Addressing few challenges of being a cover artiste, he mentioned that it was hard for singers like him to get exposure early on. “There exists a monopoly of some sort, in that established writers, composers and producers want to only work with established singers. This means that singers with weak financial status would have to wait for ages before they get signed for big projects.” Since Jyovan is not the one to lose hope, he looks up to YouTube these days, which in recent years has taken talented artistes to stardom.
What Jyovan ardently dislikes about the Nepali music industry is the commercialization of talents by music companies. While he is good friends with most music houses of Kathmandu, on an ideological level, it troubles him that singers are showcased as a product who work to feed market demands, instead of producing music that is truly legendary. Not only that, the music houses hold on to their production very dear and affect aspiring cover artistes with issues of name-credit and copyrights, which ultimately “pollutes the entire music industry”.
Sweta Singh Hamal’s soulful voice and cute looks has taken away the hearts of thousands of youths. Taking her mom as an inspiration, Sweta started to sing since her early childhood. Her cover on ‘Kehi Mitho Baat Gara’ has already crossed 100,000 views on YouTube. Her breath-taking voice and performance on that cover song earned her a contract with Channel Arbitrary.
Sweta started singing making Adele her musical idol. As singing was her hobby, she started posting short clips of cover songs on Facebook and Instagram accounts two years ago. As she was posting short clips regularly, she got noticed by Jyoban Bhuju, and they did a cover together of the evergreen song ‘Kehi Mitho Baat Gara’.

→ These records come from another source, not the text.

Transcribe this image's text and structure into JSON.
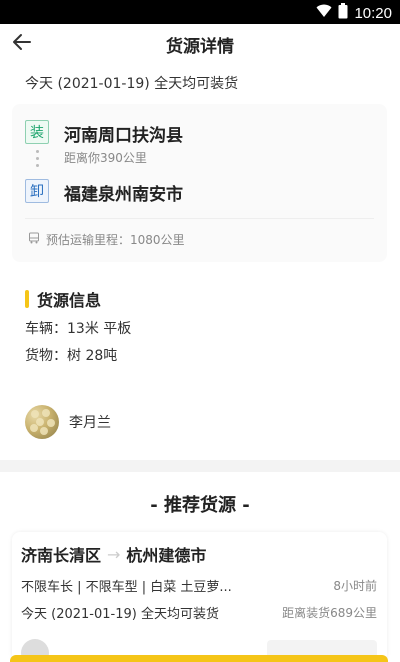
{
  "status_bar": {
    "time": "10:20",
    "icons": [
      "wifi-icon",
      "battery-icon"
    ]
  },
  "header": {
    "title": "货源详情",
    "back_icon": "arrow-left-icon"
  },
  "loading_date": "今天 (2021-01-19) 全天均可装货",
  "route": {
    "load_badge": "装",
    "from": "河南周口扶沟县",
    "distance": "距离你390公里",
    "unload_badge": "卸",
    "to": "福建泉州南安市",
    "mileage_icon": "truck-icon",
    "mileage": "预估运输里程：1080公里"
  },
  "cargo_info": {
    "section_title": "货源信息",
    "vehicle": "车辆：13米 平板",
    "goods": "货物：树 28吨"
  },
  "contact": {
    "name": "李月兰"
  },
  "recommend": {
    "title": "- 推荐货源 -",
    "items": [
      {
        "from": "济南长清区",
        "arrow": "→",
        "to": "杭州建德市",
        "tags": "不限车长 | 不限车型 | 白菜  土豆萝...",
        "time": "8小时前",
        "date": "今天 (2021-01-19) 全天均可装货",
        "distance": "距离装货689公里"
      }
    ]
  },
  "colors": {
    "accent": "#f5c518",
    "load_green": "#1aa36b",
    "unload_blue": "#2a6fbf"
  }
}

“People started knowing me after I covered the song originally by Narayan Gopal. Despite practicing for days, we are unable to meet the charm of old evergreen songs. Our singing style is different and cover artistes have different singing style,” she said, requesting the audience to enjoy the new version of the songs and not to criticize the artistes for their hard work.
Sweta feels that cover artistes try to create a magic and add new flavors in the songs. As a young artist, she tries to mix music and give some western touches to the covers she does in her own style.
Sweta sees herself as a successful entrepreneur and she wants to take singing and business in a parallel way. Sweta’s new cover songs are hitting Youtube on August. Collaborating with other artistes she is doing covering different songs in Channel Arbitrary show ‘Me and My Guitar’.
Passion Creates Path
Inspired by Hannah Montana and Disney Movies, she always wanted people to watch her sing and dance. Surakshya Malla takes her dad and brother as her biggest inspirations. She remembers that her father liked her voice so much while she was singing a song ‘Fulko Akhama Fulai Sansara’ at her school.
After getting recognized by her own dad, she started taking guitar classes with her brother at her home. The likes and comments on her first Youtube cover five years ago inspired her more to sing. She has already covered more than a dozen old Nepali and English songs. After being recognized by local bands, she started performing gigs for different pubs of Kathmandu Valley.
As Surakshya was getting better with each live performance, she had to limit her late night shows as people started commenting on her “character”. This never led her down as she is planning to release new cover songs this year, and is also working hard on her originals.
Surakshya has her own YouTube channel and her cover on ‘Ukali Ma Aghi Aghi’ has already crossed 100,000 views. Most of the artistes choose old songs to cover because the number of audiences that love evergreen old songs is overwhelming, she said.
Surakshya sees herself as a successful singer in the near future. She requests people to not to take music as a low grade profession. “Singing at pubs doesn’t make music a low grade profession. People should respect artistes for their hard work and dedication,” she said.